Eleftherios Gkioulekas
Fri Feb 25 13:19:00 GMT 2000

My 1cent as a fellow scientist. Free software development, in an academic 
setting, should contribute to count of published papers. The problem is
that academics have abandoned the advancement of the state of the art
of computing to corporations. We should be in the process of reclaiming it
back from them. GSL is one small effort in doing that.

The attitude "software is our tool, not our real work" has been and
will be our self-inflicted curse. If we don't do it, no-one else will do it 
right; especially corporations.

Personally, my original thesis topic has given me misery, unhappiness, 
and RSI, so I have switched to purely theoretical work. :|


>Hey, guys! It seems that I started a discussion that has nothing to do
>with the list.
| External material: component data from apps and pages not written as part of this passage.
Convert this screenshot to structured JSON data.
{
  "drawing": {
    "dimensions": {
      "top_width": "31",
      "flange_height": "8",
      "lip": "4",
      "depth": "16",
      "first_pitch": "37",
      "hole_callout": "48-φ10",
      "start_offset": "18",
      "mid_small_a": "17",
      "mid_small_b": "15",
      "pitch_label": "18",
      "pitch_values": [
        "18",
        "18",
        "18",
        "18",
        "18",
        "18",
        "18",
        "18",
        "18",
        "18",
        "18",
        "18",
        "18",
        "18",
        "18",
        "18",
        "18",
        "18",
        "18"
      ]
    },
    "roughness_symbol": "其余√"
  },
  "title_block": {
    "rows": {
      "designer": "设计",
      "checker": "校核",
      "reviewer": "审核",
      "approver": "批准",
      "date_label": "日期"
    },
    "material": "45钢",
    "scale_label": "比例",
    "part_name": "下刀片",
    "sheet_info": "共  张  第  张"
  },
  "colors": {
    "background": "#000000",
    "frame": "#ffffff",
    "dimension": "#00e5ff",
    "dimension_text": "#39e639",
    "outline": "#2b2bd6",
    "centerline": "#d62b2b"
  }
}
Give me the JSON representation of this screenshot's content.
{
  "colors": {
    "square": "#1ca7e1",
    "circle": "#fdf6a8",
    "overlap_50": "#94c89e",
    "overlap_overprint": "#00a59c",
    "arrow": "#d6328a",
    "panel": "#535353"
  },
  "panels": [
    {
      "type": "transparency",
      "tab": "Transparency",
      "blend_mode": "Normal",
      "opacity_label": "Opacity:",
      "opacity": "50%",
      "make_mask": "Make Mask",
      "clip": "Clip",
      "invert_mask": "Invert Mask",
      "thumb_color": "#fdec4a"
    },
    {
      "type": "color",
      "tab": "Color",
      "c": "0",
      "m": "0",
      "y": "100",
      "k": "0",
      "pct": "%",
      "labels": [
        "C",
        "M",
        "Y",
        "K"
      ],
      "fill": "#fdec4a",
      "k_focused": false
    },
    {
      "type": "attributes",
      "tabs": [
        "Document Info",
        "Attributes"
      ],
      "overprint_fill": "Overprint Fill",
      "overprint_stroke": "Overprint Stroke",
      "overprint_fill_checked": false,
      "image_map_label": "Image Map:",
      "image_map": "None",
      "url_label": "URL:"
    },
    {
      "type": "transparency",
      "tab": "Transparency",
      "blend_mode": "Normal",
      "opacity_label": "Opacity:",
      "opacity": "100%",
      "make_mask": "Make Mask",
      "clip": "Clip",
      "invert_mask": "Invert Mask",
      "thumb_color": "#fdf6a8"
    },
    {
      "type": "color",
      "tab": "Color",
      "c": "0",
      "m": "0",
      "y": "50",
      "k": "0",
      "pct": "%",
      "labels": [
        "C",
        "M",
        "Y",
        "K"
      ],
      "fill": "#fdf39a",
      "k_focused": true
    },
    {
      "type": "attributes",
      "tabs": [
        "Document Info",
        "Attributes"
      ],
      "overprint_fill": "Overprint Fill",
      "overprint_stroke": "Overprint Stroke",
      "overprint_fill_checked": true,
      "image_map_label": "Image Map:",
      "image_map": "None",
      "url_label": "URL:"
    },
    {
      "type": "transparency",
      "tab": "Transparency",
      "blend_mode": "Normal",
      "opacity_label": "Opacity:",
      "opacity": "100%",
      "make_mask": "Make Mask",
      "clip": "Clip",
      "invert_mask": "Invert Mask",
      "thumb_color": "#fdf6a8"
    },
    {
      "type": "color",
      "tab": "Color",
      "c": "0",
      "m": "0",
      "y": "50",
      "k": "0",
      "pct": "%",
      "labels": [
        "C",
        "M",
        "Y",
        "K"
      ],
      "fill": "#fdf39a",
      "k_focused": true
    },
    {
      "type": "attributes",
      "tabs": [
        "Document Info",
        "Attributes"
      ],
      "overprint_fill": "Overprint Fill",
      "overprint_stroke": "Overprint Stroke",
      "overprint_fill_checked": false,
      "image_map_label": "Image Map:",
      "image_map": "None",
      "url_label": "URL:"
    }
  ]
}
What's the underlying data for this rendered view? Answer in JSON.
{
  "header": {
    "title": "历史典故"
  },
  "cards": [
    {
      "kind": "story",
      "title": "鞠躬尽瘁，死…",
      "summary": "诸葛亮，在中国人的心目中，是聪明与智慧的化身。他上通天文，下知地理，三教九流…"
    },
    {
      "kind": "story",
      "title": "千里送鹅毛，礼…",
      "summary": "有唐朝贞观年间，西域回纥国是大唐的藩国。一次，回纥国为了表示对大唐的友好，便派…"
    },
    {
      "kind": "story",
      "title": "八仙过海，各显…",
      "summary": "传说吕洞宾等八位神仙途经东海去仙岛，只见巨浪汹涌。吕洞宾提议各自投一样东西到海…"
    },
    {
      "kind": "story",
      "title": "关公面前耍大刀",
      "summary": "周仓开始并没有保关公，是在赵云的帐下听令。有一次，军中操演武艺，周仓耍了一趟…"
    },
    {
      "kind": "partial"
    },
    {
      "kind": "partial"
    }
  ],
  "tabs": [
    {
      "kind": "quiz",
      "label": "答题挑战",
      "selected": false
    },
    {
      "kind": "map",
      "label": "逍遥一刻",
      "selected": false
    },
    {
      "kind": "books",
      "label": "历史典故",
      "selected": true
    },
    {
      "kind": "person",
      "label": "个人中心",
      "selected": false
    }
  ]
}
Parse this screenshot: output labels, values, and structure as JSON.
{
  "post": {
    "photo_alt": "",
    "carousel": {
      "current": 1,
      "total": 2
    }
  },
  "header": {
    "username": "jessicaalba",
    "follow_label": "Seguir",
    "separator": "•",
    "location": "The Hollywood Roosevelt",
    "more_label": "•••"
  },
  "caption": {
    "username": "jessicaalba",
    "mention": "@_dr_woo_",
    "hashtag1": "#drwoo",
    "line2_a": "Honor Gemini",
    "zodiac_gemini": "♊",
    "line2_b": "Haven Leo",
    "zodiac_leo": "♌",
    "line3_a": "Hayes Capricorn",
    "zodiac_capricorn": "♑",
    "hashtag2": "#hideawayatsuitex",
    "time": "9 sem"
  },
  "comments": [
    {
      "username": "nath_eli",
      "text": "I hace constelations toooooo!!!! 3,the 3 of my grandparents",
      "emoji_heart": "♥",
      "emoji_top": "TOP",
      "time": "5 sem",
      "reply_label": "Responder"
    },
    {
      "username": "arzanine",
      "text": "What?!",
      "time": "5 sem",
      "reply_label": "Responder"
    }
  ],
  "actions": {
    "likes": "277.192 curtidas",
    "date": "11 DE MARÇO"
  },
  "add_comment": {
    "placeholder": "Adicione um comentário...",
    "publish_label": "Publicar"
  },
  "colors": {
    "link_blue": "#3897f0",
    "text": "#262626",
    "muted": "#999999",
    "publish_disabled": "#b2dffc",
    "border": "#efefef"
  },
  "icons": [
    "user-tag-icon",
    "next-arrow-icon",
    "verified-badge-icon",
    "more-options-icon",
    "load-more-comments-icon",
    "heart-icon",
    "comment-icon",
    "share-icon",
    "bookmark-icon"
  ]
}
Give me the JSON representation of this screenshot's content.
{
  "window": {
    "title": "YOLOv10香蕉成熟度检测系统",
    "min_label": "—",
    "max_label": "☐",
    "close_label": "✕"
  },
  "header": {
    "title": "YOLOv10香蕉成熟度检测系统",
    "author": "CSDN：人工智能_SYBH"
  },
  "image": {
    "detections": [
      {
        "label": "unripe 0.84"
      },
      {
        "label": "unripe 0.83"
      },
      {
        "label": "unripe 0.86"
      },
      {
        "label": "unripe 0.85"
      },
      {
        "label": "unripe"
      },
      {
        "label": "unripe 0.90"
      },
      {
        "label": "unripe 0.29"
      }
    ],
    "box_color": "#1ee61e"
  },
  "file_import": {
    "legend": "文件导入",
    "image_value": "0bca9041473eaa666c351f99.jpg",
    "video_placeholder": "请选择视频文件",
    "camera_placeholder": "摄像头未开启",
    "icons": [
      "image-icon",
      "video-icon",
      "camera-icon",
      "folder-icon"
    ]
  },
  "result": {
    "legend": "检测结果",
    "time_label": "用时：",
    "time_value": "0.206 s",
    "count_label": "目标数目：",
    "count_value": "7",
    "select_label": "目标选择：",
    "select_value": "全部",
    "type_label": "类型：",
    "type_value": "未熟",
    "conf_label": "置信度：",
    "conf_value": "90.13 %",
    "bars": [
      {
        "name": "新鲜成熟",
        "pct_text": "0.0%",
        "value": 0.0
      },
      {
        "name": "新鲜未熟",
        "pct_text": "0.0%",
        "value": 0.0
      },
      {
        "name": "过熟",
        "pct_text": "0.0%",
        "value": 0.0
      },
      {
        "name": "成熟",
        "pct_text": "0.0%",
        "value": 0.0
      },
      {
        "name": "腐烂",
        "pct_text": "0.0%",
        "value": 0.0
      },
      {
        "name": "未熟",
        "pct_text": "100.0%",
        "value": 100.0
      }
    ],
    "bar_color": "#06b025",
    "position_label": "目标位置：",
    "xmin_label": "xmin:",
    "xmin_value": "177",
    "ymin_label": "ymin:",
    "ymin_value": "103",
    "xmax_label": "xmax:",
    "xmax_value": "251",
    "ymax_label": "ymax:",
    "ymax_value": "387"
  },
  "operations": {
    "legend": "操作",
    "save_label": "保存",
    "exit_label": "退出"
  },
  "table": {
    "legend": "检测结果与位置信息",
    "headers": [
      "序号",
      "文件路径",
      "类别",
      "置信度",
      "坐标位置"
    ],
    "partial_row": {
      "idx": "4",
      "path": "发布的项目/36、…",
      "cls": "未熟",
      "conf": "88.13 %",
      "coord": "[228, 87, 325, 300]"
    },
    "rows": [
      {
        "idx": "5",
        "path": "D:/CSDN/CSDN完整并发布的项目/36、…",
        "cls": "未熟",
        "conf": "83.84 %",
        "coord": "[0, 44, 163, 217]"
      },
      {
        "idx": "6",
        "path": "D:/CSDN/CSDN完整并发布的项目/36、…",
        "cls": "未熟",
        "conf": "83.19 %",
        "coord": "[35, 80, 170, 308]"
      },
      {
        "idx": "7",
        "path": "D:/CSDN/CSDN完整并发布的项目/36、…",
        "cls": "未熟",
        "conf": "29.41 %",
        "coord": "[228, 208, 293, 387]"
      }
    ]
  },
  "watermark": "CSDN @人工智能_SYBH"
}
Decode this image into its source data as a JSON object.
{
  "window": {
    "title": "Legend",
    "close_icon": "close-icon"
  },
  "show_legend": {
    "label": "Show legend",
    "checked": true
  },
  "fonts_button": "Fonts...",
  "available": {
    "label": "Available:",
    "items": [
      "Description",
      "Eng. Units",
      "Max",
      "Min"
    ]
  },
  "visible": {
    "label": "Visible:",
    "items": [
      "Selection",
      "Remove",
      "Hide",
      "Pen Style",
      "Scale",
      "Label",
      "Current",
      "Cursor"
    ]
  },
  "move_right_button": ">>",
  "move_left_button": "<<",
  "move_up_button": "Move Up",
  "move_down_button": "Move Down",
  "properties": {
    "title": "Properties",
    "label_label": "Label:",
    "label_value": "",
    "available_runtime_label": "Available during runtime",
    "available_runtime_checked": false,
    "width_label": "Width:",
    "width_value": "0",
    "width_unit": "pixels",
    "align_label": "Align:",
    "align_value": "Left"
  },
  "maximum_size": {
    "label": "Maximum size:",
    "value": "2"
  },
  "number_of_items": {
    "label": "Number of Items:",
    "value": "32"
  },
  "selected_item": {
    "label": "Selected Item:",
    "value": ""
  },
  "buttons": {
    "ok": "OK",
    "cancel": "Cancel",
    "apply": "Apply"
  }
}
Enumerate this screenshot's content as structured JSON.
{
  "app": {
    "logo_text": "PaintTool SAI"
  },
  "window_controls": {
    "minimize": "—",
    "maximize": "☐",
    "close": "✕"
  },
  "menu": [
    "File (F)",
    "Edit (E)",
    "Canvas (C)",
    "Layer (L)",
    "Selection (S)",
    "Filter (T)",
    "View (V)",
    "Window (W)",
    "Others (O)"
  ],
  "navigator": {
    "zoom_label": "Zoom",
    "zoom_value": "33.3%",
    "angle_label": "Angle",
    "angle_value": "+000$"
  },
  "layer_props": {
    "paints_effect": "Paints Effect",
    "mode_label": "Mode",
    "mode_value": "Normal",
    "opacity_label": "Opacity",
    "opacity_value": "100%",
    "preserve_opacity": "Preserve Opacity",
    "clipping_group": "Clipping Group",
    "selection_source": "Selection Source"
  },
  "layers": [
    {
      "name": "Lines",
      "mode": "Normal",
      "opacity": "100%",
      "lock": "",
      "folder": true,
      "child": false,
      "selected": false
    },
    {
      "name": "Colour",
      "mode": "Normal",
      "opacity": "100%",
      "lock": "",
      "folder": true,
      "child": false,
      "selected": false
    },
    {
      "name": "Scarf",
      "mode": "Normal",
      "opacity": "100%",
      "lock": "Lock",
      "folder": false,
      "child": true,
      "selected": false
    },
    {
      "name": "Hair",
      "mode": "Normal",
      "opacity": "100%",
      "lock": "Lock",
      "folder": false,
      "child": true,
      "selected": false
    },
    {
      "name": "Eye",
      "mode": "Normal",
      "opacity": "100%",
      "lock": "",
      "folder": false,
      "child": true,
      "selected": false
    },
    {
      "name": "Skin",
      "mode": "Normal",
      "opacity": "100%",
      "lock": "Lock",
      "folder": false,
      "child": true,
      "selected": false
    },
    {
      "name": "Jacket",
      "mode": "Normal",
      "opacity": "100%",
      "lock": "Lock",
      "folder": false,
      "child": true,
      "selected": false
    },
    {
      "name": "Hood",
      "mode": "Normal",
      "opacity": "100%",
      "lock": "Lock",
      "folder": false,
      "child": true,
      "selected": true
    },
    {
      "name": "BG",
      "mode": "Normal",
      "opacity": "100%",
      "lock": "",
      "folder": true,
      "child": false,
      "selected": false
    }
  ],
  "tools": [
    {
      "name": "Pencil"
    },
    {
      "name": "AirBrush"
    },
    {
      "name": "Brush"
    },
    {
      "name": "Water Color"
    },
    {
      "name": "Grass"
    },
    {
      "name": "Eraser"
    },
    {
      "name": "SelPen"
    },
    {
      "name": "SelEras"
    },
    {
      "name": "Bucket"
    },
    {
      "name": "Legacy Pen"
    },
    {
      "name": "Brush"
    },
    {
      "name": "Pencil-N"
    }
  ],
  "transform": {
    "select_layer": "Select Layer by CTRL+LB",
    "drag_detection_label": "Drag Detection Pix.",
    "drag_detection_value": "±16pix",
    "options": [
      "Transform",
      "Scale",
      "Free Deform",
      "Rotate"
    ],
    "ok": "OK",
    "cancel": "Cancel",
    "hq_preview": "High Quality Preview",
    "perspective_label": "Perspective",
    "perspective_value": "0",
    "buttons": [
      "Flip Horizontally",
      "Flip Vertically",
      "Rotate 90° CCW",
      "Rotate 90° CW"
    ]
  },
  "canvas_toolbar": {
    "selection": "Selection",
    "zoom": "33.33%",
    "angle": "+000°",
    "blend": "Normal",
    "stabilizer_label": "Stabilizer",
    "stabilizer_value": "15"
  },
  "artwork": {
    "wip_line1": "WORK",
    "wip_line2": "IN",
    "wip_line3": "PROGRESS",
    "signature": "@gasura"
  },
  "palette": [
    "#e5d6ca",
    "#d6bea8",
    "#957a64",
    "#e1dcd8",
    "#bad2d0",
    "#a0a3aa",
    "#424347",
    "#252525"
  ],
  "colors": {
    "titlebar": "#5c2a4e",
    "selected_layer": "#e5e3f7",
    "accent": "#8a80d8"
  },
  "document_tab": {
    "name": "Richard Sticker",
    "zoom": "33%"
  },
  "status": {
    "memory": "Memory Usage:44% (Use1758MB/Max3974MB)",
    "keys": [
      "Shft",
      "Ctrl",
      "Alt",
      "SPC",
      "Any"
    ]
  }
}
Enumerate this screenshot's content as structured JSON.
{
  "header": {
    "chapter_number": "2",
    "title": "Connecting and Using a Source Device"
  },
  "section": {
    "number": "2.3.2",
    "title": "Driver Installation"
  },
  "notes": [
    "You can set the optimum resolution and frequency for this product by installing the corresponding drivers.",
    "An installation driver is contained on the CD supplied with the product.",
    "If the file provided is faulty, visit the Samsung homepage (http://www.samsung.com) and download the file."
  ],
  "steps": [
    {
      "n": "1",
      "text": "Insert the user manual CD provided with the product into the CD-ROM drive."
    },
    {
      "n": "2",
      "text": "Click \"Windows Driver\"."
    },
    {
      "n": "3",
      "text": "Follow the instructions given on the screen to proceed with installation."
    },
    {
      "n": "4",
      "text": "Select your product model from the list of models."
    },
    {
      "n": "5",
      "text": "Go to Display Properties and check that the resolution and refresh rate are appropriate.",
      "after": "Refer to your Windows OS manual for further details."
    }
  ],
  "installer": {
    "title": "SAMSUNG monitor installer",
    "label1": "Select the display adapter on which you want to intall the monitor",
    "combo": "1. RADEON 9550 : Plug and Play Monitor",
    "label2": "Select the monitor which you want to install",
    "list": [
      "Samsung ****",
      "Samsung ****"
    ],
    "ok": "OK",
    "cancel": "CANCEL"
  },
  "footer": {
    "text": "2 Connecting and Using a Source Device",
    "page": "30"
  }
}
But I find this funny and I will contribute with my cent:
> I am scientist, as probably most of you. I don't expect to make money 
>with a scientist salary. I don't want to drop years of study working for a
>company that makes M$ doing web pages, or developing financial software.
> The Linux vendors are doing zillions selling(somehow) free GPLed
>software, and I
>definitelly don't want to contribute to these companies without getting a
>revenue. I'm not sure if I find enough retribution in seing my name
>published in some Linux magazine or whatever. If you guys are married, I
>am pretty sure that you wives we'll find your point of view very romantic,
>but stupid! I spent months working on my project and that's the way she
>sees releasing my software under GPL! I started to think that th GPL is
>some kind of conspiration to have hundreeds of very intelligent
>programmers (as you!) working for free. I don't see fair to work for
>free. Even if this is my hobby I'd like to try (I have the right) to get
>some proffit of it.
> I know this will play agaist me:
> My wife said: "OK, you are doing a clone of a commercial software, and
>your program we'll eventually cost a lot of money to that company. A few
>dozens of people make their living working for that company, and earn 
>money. If you are going to create a company to compete with them that
>could lower software prices and give some benefits to the community,
>that's fine. If people spend years studying to get a job, and then they
>appear some cowboys like you doing free software, this will become a
>snowball, all software will be free. (That's GNU idea) nobody will give
>you a dime for doing software if they can get it for free. All off you
>will become unemployees, or you'll work for big companies that make big
>revenues, for a symbolic salary (RedHat?) (Cygnus?) (Corel?) (Sun?)". It's
>maybe kind of extremist, but I think I got her point, and somehow I agree
>with her.
> On the other hand, what's the way of doing money with GPLed software?
> I started to see Apple, Netscape, Sun, et al. just... VERY CLEVER! They
>will be the only companies at the very end, and we'll be their slaves!
> Shoot!
>On Sat, 26 Feb 2000, Klaus Schilling wrote:
>> Mark Galassi writes:
>>  > You can certainly use GSL internally; you just can't make a non-GPLed
>>  > product out of it.
>>  > 
>> Yeah, that's a very common misunderstanding.
>>  > You should certainly consider coming out with a GPLed product that
>>  > uses it: many companies make good revenue with GPLed products.
>>  > 
>> See , , ,
>> , , ,
>> I forgot the addy of R. Stallman's favourite Example, the Ada Core Team
>> of Robby Dewar.
>>  > We are not sympathetic to the argument "I really want to use your
>>  > library to make a proprietary product..."
>>  > 
>> Exactly! All software should finally ne free.
>> The Lesser GPL (or similar licenses like the one of guile) are
>> only to be thought as a temporary solution.
>>  > Your examples of institutions that have put out products under a
>>  > university-style license (like the X11 license or the new BSD license)
>>  > is not all that enlightening: the real lesson to me is that these
>>  > products (like Tk and X) have been frequently put into non-free
>>  > products.
>> Exactly. And particularly dangerous are licenses like those of
>> Mozilla, Qt or the non-free but open source Apple stuff, the latter
>> because it aims to extend the power of copyright beyond its common
>> boundaries.
>> Klaus Schilling

More information about the Gsl-discuss mailing list